For example, how can one man be so attractive yet so clearly resemble an otter? (Yes, I am referring to Benedict Cumberbatch. Click the second link if you want to laugh for 45 minutes).
And finally, how can the easiest dish to cook also be the most delicious thing ever? This sounds like hyperbole, which granted, I am guilty of a million times per day but I’m not yanking your chain here. This seriously might be the best weeknight dinner we’ve ever made.
Crostini is just a fancy word for a a tiny toasty with delicious toppings. They’re an easy, versatile and crowd-pleasing party snack. And shouting “Crostini!” makes you sound like a Jawa from Star Wars.
It’s taken me a while, but I’ve discovered something about myself. I have tunnel vision. I get an idea in my head and I become obsessed with it (for example; that fun little blog that we were supposed to update every once in a while only when something interesting happened). Sometimes it’s a television show, sometimes a book, or a place.
When we’re going to throw a dinner party, it’s usually one particular dish that hooks me. In one sense it’s great because I love researching recipes and techniques, figuring out flavor combinations and the best ways to prepare a specific thing.
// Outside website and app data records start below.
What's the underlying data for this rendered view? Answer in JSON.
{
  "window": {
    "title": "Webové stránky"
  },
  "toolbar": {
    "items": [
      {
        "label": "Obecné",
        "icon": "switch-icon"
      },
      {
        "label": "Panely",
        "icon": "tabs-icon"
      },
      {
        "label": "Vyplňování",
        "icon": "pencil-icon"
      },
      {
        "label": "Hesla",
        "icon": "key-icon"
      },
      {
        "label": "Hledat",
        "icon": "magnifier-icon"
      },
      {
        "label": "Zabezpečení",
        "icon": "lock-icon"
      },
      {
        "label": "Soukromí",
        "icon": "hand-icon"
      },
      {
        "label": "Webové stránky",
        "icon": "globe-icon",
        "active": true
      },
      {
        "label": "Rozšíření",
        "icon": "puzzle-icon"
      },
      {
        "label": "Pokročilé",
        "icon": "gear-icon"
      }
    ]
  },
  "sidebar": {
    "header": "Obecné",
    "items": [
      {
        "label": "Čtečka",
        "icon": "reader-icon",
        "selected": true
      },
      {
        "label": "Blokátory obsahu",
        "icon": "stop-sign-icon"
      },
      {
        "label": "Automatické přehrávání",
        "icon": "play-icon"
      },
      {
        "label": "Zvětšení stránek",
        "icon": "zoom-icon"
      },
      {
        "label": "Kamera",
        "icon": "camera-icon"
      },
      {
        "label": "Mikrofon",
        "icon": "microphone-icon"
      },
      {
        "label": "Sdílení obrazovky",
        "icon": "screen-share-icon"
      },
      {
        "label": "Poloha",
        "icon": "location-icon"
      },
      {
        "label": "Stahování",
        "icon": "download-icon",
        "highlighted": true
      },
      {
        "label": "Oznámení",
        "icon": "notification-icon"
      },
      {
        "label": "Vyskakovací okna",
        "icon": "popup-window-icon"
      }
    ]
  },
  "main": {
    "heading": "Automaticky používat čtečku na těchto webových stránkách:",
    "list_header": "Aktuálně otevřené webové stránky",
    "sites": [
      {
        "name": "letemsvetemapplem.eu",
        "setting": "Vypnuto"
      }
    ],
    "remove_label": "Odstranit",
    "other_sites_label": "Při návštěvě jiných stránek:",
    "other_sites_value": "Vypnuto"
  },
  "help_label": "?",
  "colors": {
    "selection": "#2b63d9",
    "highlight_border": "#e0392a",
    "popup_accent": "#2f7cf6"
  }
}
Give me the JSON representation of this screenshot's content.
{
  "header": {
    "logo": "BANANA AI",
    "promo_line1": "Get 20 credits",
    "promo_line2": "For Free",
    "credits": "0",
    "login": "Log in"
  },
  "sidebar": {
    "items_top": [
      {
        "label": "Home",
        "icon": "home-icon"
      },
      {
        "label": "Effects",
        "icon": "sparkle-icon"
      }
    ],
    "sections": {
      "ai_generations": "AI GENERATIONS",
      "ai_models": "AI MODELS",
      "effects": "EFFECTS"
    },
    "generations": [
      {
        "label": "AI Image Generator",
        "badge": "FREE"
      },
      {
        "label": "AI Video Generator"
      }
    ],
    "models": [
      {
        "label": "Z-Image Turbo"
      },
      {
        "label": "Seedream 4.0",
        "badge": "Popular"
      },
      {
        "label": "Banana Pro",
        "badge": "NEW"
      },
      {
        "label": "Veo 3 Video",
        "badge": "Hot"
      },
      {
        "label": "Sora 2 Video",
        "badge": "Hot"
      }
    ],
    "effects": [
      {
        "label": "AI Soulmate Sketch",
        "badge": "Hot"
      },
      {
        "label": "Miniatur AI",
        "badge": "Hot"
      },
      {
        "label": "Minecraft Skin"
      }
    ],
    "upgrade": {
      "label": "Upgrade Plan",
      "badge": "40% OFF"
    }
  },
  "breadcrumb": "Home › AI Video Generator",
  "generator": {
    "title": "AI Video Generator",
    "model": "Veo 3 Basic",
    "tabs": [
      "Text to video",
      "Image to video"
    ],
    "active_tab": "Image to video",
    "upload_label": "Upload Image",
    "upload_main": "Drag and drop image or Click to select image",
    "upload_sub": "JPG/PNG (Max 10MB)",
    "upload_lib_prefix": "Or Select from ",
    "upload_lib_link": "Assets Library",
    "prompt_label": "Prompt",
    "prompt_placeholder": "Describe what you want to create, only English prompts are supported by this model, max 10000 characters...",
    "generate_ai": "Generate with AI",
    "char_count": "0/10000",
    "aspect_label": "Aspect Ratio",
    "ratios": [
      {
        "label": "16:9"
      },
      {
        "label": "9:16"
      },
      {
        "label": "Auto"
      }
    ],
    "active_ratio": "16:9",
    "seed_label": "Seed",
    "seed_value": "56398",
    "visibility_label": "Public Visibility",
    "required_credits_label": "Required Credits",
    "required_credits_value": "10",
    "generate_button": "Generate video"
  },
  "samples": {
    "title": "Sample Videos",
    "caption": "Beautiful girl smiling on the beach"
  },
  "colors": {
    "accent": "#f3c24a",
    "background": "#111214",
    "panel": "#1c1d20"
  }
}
The problem is that I can get so obsessed with that one thing, that everything else falls by the wayside and becomes an afterthought (or on more than one occasion, a never-thought). Oh, you wanted something other than just a huge slab of ribs at the party?
This is especially true for me when it comes to appetizers (or ‘starters’, as Matt calls them in an oh-so-adorably-English way). I usually forget all about them and then, once hungry people are already in my house, I rummage to see if there are any non-moldy cheeses in the fridge I can pull out.
So recently, being a much better host than I, Matt politely suggested that we think about and actually prepare a “first course” for the dinner we were planning with our wonderful friends, Larry and Catherine. I know, he’s so weird.
A lemongrass collins takes a little time, but you will end up with a delicious, refreshing cocktail that will also knock you on your arse.
This unbelievably delicious Lemongrass Collins recipe comes from Barnum Cafe in Rome. Have Matt and I ever been to this darling-looking place? Um…no. But we know people.
Our dear friends, Rickey and Barbara, went to Italy and, being the most fun people that ever lived, managed to convince the bartender from Barnum Cafe to give them the recipe. I then harassed them into giving it to me. And I am now giving it to you, the internet.
Quick aside: Matt and I recently spent the weekend with them, drinking these cocktails and watching a marathon of the first season of The Knick. For me, one of life’s greatest pleasures is spending time with people who make me laugh, cooking great food, drinking delicious drinks, and watching Clive Owen do creepy things to Bono’s daughter.
Did you know that if you put tasty things into vodka (or gin) and let it steep for a while in a cool, dark place you wind up with vodka (or gin) that tastes like whatever delicious thing you put in it?
I can’t believe I’ve never done this before and, to be honest, I’m a little mad that you guys didn’t tell me about this sooner. Has everyone been drinking delicious infused cocktails for years and hiding it from me? I’m shocked and appalled and I demand you send me your favorite infusion combinations this instant so I can make them, photograph them and put them all over the internet.
Anyway, this one was inspired by our dear friend’s son who just twenty minutes ago was an adorable little baby and is now about to graduate from college. This handsome former-baby (Hi Jesse, don’t kill me!) is clearly an entrepreneur because he makes delicious lemongrass-infused vodka in his dorm room closet.
[Leans on walker and adjusts ear-trumpet] Ha, kids these days! When I was in college, we thought it was très classy to remove the paper bag from the bottle of Jaegermeister before chugging it. So fancy!
This farro salad with butternut squash and hardy kale lets you imagine it’s actually spring while using up the last of your winter produce.
Here in the Hudson Valley we had one fleeting afternoon of warmth but then, like a high school bully who tells you your sneakers are cool so you’ll look down and then flicks you on the forehead, we got sucker punched. Even the chickens were like, “Seriously? We are so over this,” when I went to the coop this morning.
Every year I forget that Spring vegetables like ramps and asparagus don’t start to show up at the Farmer’s Market until mid-April at the earliest so right now, it’s mostly the same selection you find in Fall. Which is not a terrible thing when you can get great stuff like butternut squash, apple cider and baby kale.